    The Sullivans, married for 40 years, were among the few holdouts. They finished taking in everything from their lanai and prepared to leave Saturday afternoon if the forecast got worse. ...

  13. Bus driver picks up seniors, and their Charley memories, before Irma hits

    Public Safety

    Times Staff Writer

    PUNTA GORDA — Robert Kole says he's "not no hero."

    The 53-year-old Charlotte County bus driver was in his normal bus — a diesel hybrid, the largest bus in the county's fleet, he said — but not on his usual route Saturday.

    Instead he was picking up elderly people and others with special needs who had yet to evacuate before the dreaded arrival of Hurricane Irma on Sunday, taking them to shelters....

    Charlotte County bus driver Robert Kole (left) speaks with local residents Dorothy Munoz (second from left) and Laura Smith (in blue shirt) while driving an evacuation route, picking up special needs and elderly people from their homes, in Punta Gorda, Fla., on Saturday, Sept. 9, 2017. Kole dropped them off at local shelters before seeking refuge for himself.
  14. Hurricane Irma: Evacuations, anxiety as storm edges closer to Tampa Bay

    Hurricanes

    Hurricane Irma continued its ominous march toward Florida on Friday as residents prepared to escape or survive the most powerful Atlantic storm ever recorded.

    LIVE BLOG: The latest on Hurricane Irma

    In Tampa Bay, the wait grew more anxious: The latest forecasts show the monster storm making landfall near Naples on Sunday before making its expected trek up the state, bringing it closer to the bay area....

    (From left) Heather Alama, her husband Adrian Alama, and her father Victor Waddell cover windows with plywood at LaBelle Auction Company in LaBelle, Fla., on Friday, Sept. 8, 2017. Victor Waddell is a local carpenter, and his daughter and son-in-law drove over from Fort Myers to help him out with work, preparing for Hurricane Irma.
  15. In Hurricane Irma's path: Pitching in to make life in a shelter more bearable in LaBelle

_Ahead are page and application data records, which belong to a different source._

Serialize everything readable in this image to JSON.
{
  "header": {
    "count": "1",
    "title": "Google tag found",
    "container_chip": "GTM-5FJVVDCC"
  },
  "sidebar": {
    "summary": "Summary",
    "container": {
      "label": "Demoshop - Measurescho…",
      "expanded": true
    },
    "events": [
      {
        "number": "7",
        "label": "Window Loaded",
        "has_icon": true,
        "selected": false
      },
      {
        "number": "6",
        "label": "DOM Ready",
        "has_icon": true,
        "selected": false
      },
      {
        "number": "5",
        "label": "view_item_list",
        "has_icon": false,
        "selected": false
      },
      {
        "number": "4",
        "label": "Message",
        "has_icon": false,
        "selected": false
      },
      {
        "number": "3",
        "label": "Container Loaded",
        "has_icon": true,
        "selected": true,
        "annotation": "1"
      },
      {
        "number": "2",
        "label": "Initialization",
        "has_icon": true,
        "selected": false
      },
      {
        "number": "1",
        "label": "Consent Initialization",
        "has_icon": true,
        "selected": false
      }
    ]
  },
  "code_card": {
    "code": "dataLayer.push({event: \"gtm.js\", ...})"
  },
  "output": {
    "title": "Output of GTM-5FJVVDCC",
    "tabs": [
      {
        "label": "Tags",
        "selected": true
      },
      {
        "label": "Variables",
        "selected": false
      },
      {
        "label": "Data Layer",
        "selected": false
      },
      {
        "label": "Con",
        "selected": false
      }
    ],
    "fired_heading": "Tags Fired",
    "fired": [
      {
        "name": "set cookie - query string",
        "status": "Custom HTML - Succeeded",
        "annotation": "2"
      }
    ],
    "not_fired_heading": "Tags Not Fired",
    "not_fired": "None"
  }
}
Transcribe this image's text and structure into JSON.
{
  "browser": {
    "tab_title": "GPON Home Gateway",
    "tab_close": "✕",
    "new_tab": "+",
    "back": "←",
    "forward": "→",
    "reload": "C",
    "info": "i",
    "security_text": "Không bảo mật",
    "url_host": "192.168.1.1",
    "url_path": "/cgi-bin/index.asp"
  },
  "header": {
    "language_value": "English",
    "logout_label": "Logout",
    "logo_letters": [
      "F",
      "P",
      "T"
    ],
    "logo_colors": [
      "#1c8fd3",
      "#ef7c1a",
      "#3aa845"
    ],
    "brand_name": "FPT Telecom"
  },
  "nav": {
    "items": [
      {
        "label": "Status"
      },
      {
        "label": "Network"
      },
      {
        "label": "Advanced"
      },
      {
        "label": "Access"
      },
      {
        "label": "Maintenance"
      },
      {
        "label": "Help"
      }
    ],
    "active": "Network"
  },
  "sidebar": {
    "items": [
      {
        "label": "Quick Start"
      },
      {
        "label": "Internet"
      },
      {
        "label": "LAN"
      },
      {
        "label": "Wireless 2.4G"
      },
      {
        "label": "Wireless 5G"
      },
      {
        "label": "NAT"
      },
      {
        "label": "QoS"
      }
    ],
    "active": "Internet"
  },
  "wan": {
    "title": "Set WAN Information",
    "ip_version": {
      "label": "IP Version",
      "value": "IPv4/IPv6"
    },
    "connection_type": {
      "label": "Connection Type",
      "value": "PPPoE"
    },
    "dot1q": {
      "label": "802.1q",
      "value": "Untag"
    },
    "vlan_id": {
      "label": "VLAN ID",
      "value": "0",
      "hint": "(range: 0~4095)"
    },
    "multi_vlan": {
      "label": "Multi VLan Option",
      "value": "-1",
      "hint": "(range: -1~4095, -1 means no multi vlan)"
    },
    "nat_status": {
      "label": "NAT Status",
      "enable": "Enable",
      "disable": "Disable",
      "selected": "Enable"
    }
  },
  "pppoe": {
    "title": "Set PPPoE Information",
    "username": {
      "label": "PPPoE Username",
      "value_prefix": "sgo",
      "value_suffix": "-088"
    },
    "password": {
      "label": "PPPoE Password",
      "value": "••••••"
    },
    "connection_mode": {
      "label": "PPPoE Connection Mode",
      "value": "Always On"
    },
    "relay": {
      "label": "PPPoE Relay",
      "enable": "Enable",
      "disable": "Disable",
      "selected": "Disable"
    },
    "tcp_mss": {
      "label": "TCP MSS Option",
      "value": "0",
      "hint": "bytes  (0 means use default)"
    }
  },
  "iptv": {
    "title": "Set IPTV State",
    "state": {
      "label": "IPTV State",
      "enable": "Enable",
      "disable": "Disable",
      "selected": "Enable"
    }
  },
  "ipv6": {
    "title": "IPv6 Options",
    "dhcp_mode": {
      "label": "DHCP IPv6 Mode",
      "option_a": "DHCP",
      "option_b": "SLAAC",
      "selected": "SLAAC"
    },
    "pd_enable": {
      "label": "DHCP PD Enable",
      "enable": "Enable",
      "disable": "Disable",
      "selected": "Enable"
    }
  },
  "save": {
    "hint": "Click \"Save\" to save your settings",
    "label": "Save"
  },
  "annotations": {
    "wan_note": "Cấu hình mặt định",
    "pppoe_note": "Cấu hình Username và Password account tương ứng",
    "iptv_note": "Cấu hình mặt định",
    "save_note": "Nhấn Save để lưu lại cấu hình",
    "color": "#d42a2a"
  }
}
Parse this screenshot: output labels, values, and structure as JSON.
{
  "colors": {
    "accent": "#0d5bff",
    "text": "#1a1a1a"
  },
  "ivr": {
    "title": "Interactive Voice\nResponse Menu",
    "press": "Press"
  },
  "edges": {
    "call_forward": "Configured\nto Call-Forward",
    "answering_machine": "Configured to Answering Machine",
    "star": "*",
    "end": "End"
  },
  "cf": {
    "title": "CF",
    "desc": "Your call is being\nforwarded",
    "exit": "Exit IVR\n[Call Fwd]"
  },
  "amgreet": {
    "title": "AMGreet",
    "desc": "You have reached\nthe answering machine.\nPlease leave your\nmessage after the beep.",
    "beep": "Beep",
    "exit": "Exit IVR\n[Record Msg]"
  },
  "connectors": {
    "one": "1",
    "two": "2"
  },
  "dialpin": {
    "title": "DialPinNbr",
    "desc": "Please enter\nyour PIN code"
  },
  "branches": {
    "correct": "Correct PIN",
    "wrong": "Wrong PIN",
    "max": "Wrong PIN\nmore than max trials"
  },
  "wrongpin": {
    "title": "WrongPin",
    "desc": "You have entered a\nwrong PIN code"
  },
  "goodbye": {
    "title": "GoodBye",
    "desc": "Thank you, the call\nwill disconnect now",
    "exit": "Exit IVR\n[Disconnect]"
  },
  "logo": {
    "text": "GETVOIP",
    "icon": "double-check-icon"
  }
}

    Hurricanes

    LABELLE — Inside the hurricane shelter at LaBelle High School, Alberto Cabana played a double role.

    He was at once a resident of the shelter, having fled his mobile home with his mom and three younger siblings, at once a volunteer there.

    "If I'm going to stay here I might as well make a positive difference," the 17-year-old said. "I've lived here for 15 years and I feel like giving back to it."...

    Charles Cobb, a Clewiston resident, sits for a portrait outside LaBelle High School, a temporary hurricane shelter, in LaBelle, Fla., on Friday, Sept. 8, 2017. The shelter opened Friday morning to house evacuees as Hurricane Irma approached.  [LOREN ELLIOTT   |   Times]